On appeal from the Superior Court of New Jersey, Law Division, Essex County, Indictment No. 96-06-01984.
NOT FOR PUBLICATION WITHOUT THE APPROVAL OF THE APPELLATE DIVISION
Submitted December 3, 2007
Before Judges Stern and C.S. Fisher.
Defendant appeals from the denial of his third petition for post conviction relief*fn1 - motion to correct an illegal sentence following convictions in 1996 of carjacking, possession of a firearm without a permit and possession of a firearm for an unlawful purpose, and imposition (after merger of the unlawful purpose conviction) of concurrent sentences aggregating fifty years with eighteen to be served before parole eligibility-the extended term imposed on the carjacking conviction. On his direct appeal in 1998, we vacated a second extended term which was imposed on the permit violation, and ordered that a four year term be imposed therefor, leaving the same aggregate term.
Defendant now contends that "defendant is entitled to resentencing under State v. Pierce [188 N.J. 155 (2006)]" because the imposition of an extended term for carjacking was illegal. However, the Pierce court relied on State v. Natale, 184 N.J. 458 (2005), with respect to remedy, State v. Pierce, supra, 188 N.J. at 172, and Natale made its holding applicable only to cases in the "pipeline," that is those "cases on direct appeal" when Natale was decided, and those cases in which defendant raised, in the trial court or on direct appeal, a Blakely v. Washington, 542 U.S. 296, 124 S.Ct. 2531, 159 L.Ed. 2d 403 (2004), claim challenging the ability of the court to impose a sentence above the "presumptive" term without jury fact-finding. Natale, supra, 184 N.J. at 493-94.
Defendant further asserts that "prior to Pierce, defendant relied upon Apprendi[v. New Jersey, 530 U.S. 466, 120 S.Ct. 2348, 147 L.Ed. 2d 435 (2000)] on [a] motion to correct an illegal sentence when he argued that the extended term could not be imposed by a judicial fact-finding of a need to protect the public." An extended term under N.J.S.A. 2C:44-3(a), as imposed in this case, is an acknowledged exception to the ApprendiBlakely rationale because of the "prior conviction" exception, but Pierce also addressed the additional requirement, previously imposed by case law, of a finding that the extended term was required for "protection of the public." Pierce, supra, 188 N.J. at 167, 170. There is nothing in the record before us reflecting that defendant made an argument in the trial court or on his direct appeal which preserves his right to assert relief under Pierce. To the contrary, our opinion on the direct appeal reflects he only made a claim that the "extended term . . . was manifestly excessive and represents an abuse of discretion," and we agreed only as to that part of his argument on direct appeal which required vacation of a second extended term.
In our January 2002 decision affirming the denial of defendant's petition for post conviction relief in 2000, there is no evidence that an issue relating to sentencing was raised.

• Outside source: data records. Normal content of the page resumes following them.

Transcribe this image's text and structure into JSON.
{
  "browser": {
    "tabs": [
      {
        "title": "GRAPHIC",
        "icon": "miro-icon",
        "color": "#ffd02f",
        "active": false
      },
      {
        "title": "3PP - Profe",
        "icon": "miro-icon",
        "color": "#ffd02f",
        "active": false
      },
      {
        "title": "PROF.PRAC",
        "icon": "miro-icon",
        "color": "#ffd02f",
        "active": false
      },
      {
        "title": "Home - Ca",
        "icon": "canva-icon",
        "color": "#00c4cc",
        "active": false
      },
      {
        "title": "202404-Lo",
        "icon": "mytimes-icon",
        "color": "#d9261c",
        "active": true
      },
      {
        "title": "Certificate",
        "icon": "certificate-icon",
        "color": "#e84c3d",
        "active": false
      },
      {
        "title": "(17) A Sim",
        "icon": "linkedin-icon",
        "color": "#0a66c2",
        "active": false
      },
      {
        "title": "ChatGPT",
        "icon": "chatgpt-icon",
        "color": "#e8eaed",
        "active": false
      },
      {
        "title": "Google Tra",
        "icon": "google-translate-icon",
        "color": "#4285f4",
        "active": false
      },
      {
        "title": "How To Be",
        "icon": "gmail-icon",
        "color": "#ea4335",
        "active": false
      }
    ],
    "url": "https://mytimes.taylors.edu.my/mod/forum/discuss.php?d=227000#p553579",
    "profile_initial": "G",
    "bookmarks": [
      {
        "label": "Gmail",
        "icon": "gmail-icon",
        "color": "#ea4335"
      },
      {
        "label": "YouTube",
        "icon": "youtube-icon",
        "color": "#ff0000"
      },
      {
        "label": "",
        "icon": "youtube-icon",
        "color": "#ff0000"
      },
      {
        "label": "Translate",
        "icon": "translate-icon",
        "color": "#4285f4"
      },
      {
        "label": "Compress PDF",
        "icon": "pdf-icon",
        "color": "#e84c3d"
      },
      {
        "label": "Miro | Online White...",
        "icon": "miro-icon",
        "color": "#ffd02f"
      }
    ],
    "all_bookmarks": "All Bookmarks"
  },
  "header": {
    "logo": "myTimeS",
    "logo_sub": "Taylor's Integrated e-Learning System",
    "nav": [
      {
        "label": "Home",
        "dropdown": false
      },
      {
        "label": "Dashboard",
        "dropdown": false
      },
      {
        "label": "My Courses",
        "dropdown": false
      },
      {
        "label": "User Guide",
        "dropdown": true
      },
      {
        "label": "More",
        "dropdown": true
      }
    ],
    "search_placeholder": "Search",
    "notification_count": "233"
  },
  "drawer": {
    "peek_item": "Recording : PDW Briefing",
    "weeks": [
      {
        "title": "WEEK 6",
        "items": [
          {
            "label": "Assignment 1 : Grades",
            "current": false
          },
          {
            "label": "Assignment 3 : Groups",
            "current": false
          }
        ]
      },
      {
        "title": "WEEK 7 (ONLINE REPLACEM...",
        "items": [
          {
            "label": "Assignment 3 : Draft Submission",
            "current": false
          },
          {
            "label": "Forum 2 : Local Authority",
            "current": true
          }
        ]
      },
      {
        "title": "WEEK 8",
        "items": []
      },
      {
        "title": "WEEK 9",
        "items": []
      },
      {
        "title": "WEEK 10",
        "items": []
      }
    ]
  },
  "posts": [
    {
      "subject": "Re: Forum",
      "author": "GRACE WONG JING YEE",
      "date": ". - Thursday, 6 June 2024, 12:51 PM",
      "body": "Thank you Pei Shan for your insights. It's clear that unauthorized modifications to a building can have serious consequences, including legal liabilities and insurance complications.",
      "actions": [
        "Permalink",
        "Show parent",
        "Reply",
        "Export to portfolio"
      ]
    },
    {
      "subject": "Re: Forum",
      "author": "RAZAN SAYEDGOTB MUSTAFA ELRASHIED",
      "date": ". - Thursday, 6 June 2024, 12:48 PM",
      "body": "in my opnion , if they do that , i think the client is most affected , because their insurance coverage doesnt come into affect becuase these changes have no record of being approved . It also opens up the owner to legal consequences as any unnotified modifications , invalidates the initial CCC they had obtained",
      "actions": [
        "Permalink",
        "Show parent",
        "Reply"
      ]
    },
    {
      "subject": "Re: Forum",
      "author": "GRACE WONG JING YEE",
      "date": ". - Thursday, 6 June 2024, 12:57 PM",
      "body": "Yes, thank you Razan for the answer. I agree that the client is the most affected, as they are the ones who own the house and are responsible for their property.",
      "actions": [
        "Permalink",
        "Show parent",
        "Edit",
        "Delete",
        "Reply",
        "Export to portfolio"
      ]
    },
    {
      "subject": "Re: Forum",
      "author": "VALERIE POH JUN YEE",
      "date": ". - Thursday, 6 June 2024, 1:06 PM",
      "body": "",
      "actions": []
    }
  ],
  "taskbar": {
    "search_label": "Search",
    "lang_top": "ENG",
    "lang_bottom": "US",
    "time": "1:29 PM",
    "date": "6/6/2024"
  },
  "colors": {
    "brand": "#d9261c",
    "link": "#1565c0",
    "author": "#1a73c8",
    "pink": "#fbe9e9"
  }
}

Defendant is, in essence, now making a claim of excessive sentence using the new criteria announced in Pierce with respect to the imposition of an extended term sentence, and a claim of excessive sentence cannot be raised on post conviction relief. See State v. Ervin, 241 N.J. Super. 458, 470-72 (App. Div. 1989), certif. denied, 121 N.J. 634 (1990); State v. Flores, 228 N.J. Super. 586, 594-95 (App. Div. 1988), certif. denied, 115 N.J. 78 (1989).
In his reply brief, however, defendant asserts that he also filed an appeal from the denial of his 2004 petition to correct an illegal sentence and that we remanded for resentencing under Natale. If so, a new direct appeal could follow. The State does not mention such a proceeding or remand either in its responding brief or by a request to file a sur reply. However, all we did on a motion for leave to appeal as within time and as an indigent from the denial of that petition was to remand for reconsideration in light of Natale and State v. Abdullah, 184 N.J. 497 (2005), including consideration of its retroactive application. See State v. Roundtree, A-3159-04T2, remanded on August 11, 2005. The present claim cannot be considered because it was not timely raised.